» **Activity**:
Would you please give the entries again word for word, with no images in your copy?

» **Data extracts**:

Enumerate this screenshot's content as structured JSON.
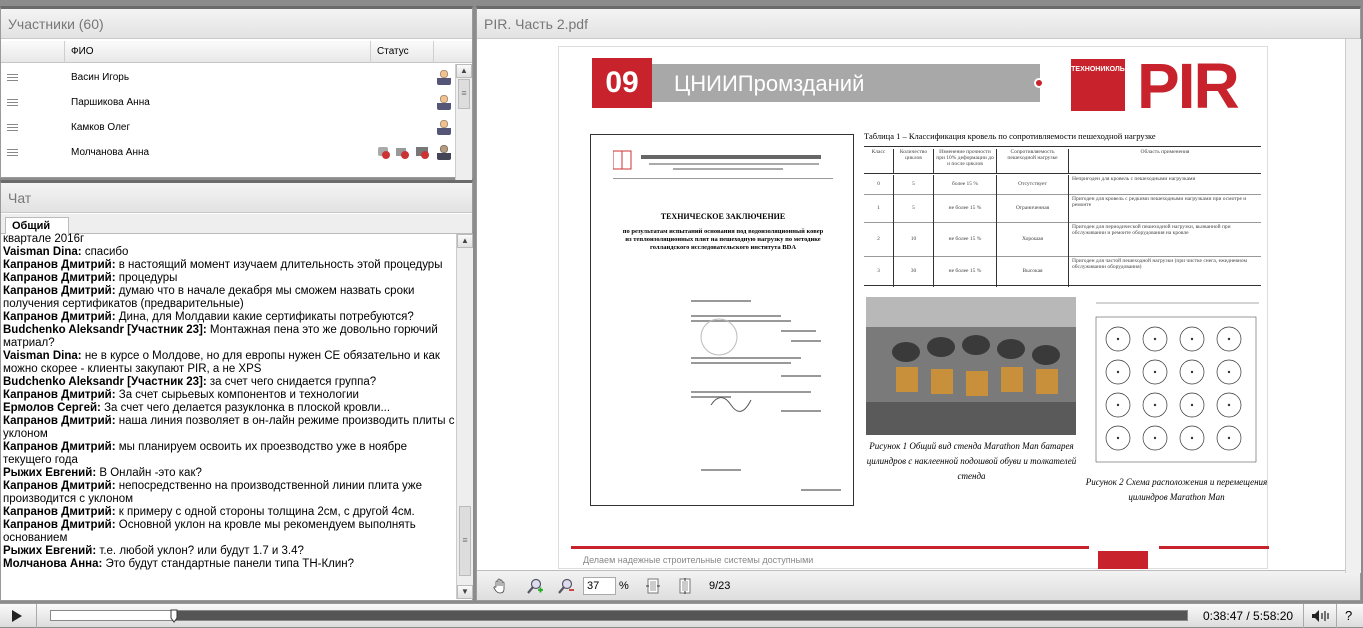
{
  "participants": {
    "title": "Участники (60)",
    "columns": {
      "name": "ФИО",
      "status": "Статус"
    },
    "rows": [
      {
        "name": "Васин Игорь"
      },
      {
        "name": "Паршикова Анна"
      },
      {
        "name": "Камков Олег"
      },
      {
        "name": "Молчанова Анна"
      }
    ]
  },
  "chat": {
    "title": "Чат",
    "tab": "Общий",
    "messages": [
      {
        "author": "",
        "text": "квартале 2016г"
      },
      {
        "author": "Vaisman Dina:",
        "text": " спасибо"
      },
      {
        "author": "Капранов Дмитрий:",
        "text": " в настоящий момент изучаем длительность этой процедуры"
      },
      {
        "author": "Капранов Дмитрий:",
        "text": " процедуры"
      },
      {
        "author": "Капранов Дмитрий:",
        "text": " думаю что в начале декабря мы сможем назвать сроки получения сертификатов (предварительные)"
      },
      {
        "author": "Капранов Дмитрий:",
        "text": " Дина, для Молдавии какие сертификаты потребуются?"
      },
      {
        "author": "Budchenko Aleksandr [Участник 23]:",
        "text": " Монтажная пена это же довольно горючий матриал?"
      },
      {
        "author": "Vaisman Dina:",
        "text": " не в курсе о Молдове, но для европы нужен CE обязательно и как можно скорее - клиенты закупают PIR, а не XPS"
      },
      {
        "author": "Budchenko Aleksandr [Участник 23]:",
        "text": " за счет чего снидается группа?"
      },
      {
        "author": "Капранов Дмитрий:",
        "text": " За счет сырьевых компонентов и технологии"
      },
      {
        "author": "Ермолов Сергей:",
        "text": " За счет чего делается разуклонка в плоской кровли..."
      },
      {
        "author": "Капранов Дмитрий:",
        "text": " наша линия позволяет в он-лайн режиме производить плиты с уклоном"
      },
      {
        "author": "Капранов Дмитрий:",
        "text": " мы планируем освоить их проезводство уже в ноябре текущего года"
      },
      {
        "author": "Рыжих Евгений:",
        "text": " В Онлайн -это как?"
      },
      {
        "author": "Капранов Дмитрий:",
        "text": " непосредственно на производственной линии плита уже производится с уклоном"
      },
      {
        "author": "Капранов Дмитрий:",
        "text": " к примеру с одной стороны толщина 2см, с другой 4см."
      },
      {
        "author": "Капранов Дмитрий:",
        "text": " Основной уклон на кровле мы рекомендуем выполнять основанием"
      },
      {
        "author": "Рыжих Евгений:",
        "text": " т.е. любой уклон? или будут 1.7 и 3.4?"
      },
      {
        "author": "Молчанова Анна:",
        "text": " Это будут стандартные панели типа ТН-Клин?"
      }
    ]
  },
  "pdf": {
    "title": "PIR. Часть 2.pdf",
    "slide": {
      "number": "09",
      "org": "ЦНИИПромзданий",
      "brand": "PIR",
      "brand_logo": "ТЕХНОНИКОЛЬ",
      "doc_title": "ТЕХНИЧЕСКОЕ ЗАКЛЮЧЕНИЕ",
      "doc_subtitle": "по результатам испытаний основания под водоизоляционный ковер из теплоизоляционных плит на пешеходную нагрузку по методике голландского исследовательского института BDA",
      "table_title": "Таблица 1 – Классификация кровель по сопротивляемости пешеходной нагрузке",
      "table_headers": [
        "Класс",
        "Количество циклов",
        "Изменение прочности при 10% деформации до и после циклов",
        "Сопротивляемость пешеходной нагрузке",
        "Область применения"
      ],
      "table_rows": [
        [
          "0",
          "5",
          "более 15 %",
          "Отсутствует",
          "Непригоден для кровель с пешеходными нагрузками"
        ],
        [
          "1",
          "5",
          "не более 15 %",
          "Ограниченная",
          "Пригоден для кровель с редкими пешеходными нагрузками при осмотре и ремонте"
        ],
        [
          "2",
          "10",
          "не более 15 %",
          "Хорошая",
          "Пригоден для периодической пешеходной нагрузки, вызванной при обслуживании и ремонте оборудования на кровле"
        ],
        [
          "3",
          "30",
          "не более 15 %",
          "Высокая",
          "Пригоден для частой пешеходной нагрузки (при чистке снега, ежедневном обслуживании оборудования)"
        ]
      ],
      "caption1": "Рисунок 1 Общий вид стенда Marathon Man батарея цилиндров с наклеенной подошвой обуви и толкателей стенда",
      "caption2": "Рисунок 2 Схема расположения и перемещения цилиндров Marathon Man",
      "footer": "Делаем надежные строительные системы доступными"
    },
    "zoom": "37",
    "zoom_unit": "%",
    "page_indicator": "9/23"
  },
  "player": {
    "time": "0:38:47 / 5:58:20",
    "progress": 0.108,
    "help": "?"
  }
}
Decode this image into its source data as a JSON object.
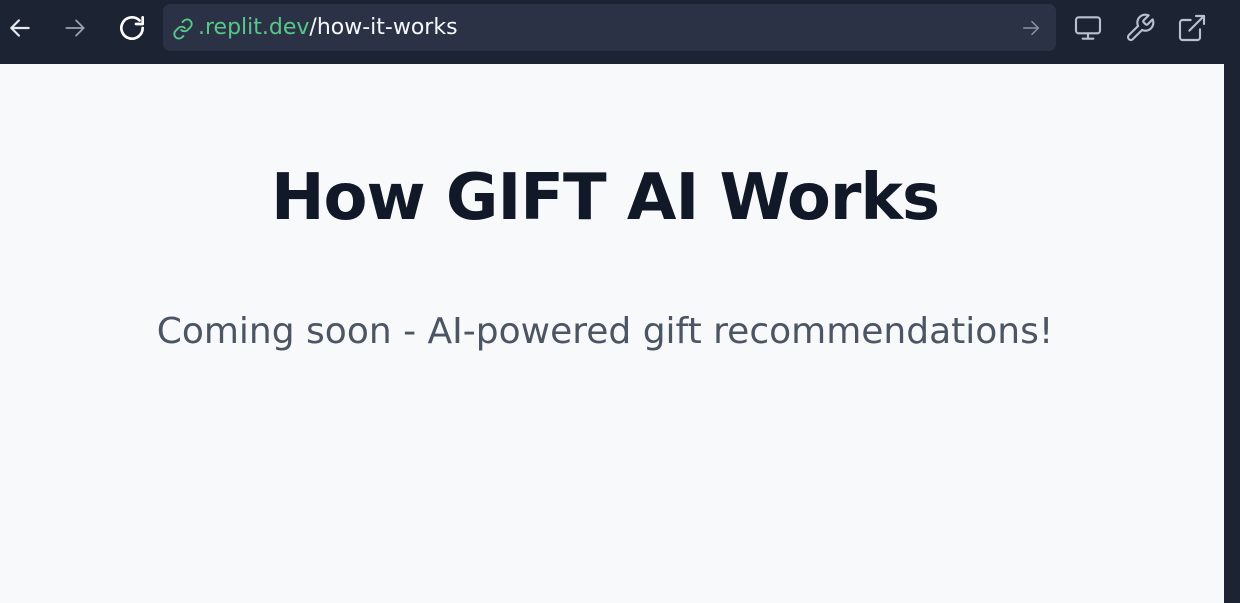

» **Reply**:
Enumerate this screenshot's content as structured JSON.
{
  "participants": {
    "title": "Участники (60)",
    "columns": {
      "name": "ФИО",
      "status": "Статус"
    },
    "rows": [
      {
        "name": "Васин Игорь"
      },
      {
        "name": "Паршикова Анна"
      },
      {
        "name": "Камков Олег"
      },
      {
        "name": "Молчанова Анна"
      }
    ]
  },
  "chat": {
    "title": "Чат",
    "tab": "Общий",
    "messages": [
      {
        "author": "",
        "text": "квартале 2016г"
      },
      {
        "author": "Vaisman Dina:",
        "text": " спасибо"
      },
      {
        "author": "Капранов Дмитрий:",
        "text": " в настоящий момент изучаем длительность этой процедуры"
      },
      {
        "author": "Капранов Дмитрий:",
        "text": " процедуры"
      },
      {
        "author": "Капранов Дмитрий:",
        "text": " думаю что в начале декабря мы сможем назвать сроки получения сертификатов (предварительные)"
      },
      {
        "author": "Капранов Дмитрий:",
        "text": " Дина, для Молдавии какие сертификаты потребуются?"
      },
      {
        "author": "Budchenko Aleksandr [Участник 23]:",
        "text": " Монтажная пена это же довольно горючий матриал?"
      },
      {
        "author": "Vaisman Dina:",
        "text": " не в курсе о Молдове, но для европы нужен CE обязательно и как можно скорее - клиенты закупают PIR, а не XPS"
      },
      {
        "author": "Budchenko Aleksandr [Участник 23]:",
        "text": " за счет чего снидается группа?"
      },
      {
        "author": "Капранов Дмитрий:",
        "text": " За счет сырьевых компонентов и технологии"
      },
      {
        "author": "Ермолов Сергей:",
        "text": " За счет чего делается разуклонка в плоской кровли..."
      },
      {
        "author": "Капранов Дмитрий:",
        "text": " наша линия позволяет в он-лайн режиме производить плиты с уклоном"
      },
      {
        "author": "Капранов Дмитрий:",
        "text": " мы планируем освоить их проезводство уже в ноябре текущего года"
      },
      {
        "author": "Рыжих Евгений:",
        "text": " В Онлайн -это как?"
      },
      {
        "author": "Капранов Дмитрий:",
        "text": " непосредственно на производственной линии плита уже производится с уклоном"
      },
      {
        "author": "Капранов Дмитрий:",
        "text": " к примеру с одной стороны толщина 2см, с другой 4см."
      },
      {
        "author": "Капранов Дмитрий:",
        "text": " Основной уклон на кровле мы рекомендуем выполнять основанием"
      },
      {
        "author": "Рыжих Евгений:",
        "text": " т.е. любой уклон? или будут 1.7 и 3.4?"
      },
      {
        "author": "Молчанова Анна:",
        "text": " Это будут стандартные панели типа ТН-Клин?"
      }
    ]
  },
  "pdf": {
    "title": "PIR. Часть 2.pdf",
    "slide": {
      "number": "09",
      "org": "ЦНИИПромзданий",
      "brand": "PIR",
      "brand_logo": "ТЕХНОНИКОЛЬ",
      "doc_title": "ТЕХНИЧЕСКОЕ ЗАКЛЮЧЕНИЕ",
      "doc_subtitle": "по результатам испытаний основания под водоизоляционный ковер из теплоизоляционных плит на пешеходную нагрузку по методике голландского исследовательского института BDA",
      "table_title": "Таблица 1 – Классификация кровель по сопротивляемости пешеходной нагрузке",
      "table_headers": [
        "Класс",
        "Количество циклов",
        "Изменение прочности при 10% деформации до и после циклов",
        "Сопротивляемость пешеходной нагрузке",
        "Область применения"
      ],
      "table_rows": [
        [
          "0",
          "5",
          "более 15 %",
          "Отсутствует",
          "Непригоден для кровель с пешеходными нагрузками"
        ],
        [
          "1",
          "5",
          "не более 15 %",
          "Ограниченная",
          "Пригоден для кровель с редкими пешеходными нагрузками при осмотре и ремонте"
        ],
        [
          "2",
          "10",
          "не более 15 %",
          "Хорошая",
          "Пригоден для периодической пешеходной нагрузки, вызванной при обслуживании и ремонте оборудования на кровле"
        ],
        [
          "3",
          "30",
          "не более 15 %",
          "Высокая",
          "Пригоден для частой пешеходной нагрузки (при чистке снега, ежедневном обслуживании оборудования)"
        ]
      ],
      "caption1": "Рисунок 1 Общий вид стенда Marathon Man батарея цилиндров с наклеенной подошвой обуви и толкателей стенда",
      "caption2": "Рисунок 2 Схема расположения и перемещения цилиндров Marathon Man",
      "footer": "Делаем надежные строительные системы доступными"
    },
    "zoom": "37",
    "zoom_unit": "%",
    "page_indicator": "9/23"
  },
  "player": {
    "time": "0:38:47 / 5:58:20",
    "progress": 0.108,
    "help": "?"
  }
}
Decode this image into its source data as a JSON object.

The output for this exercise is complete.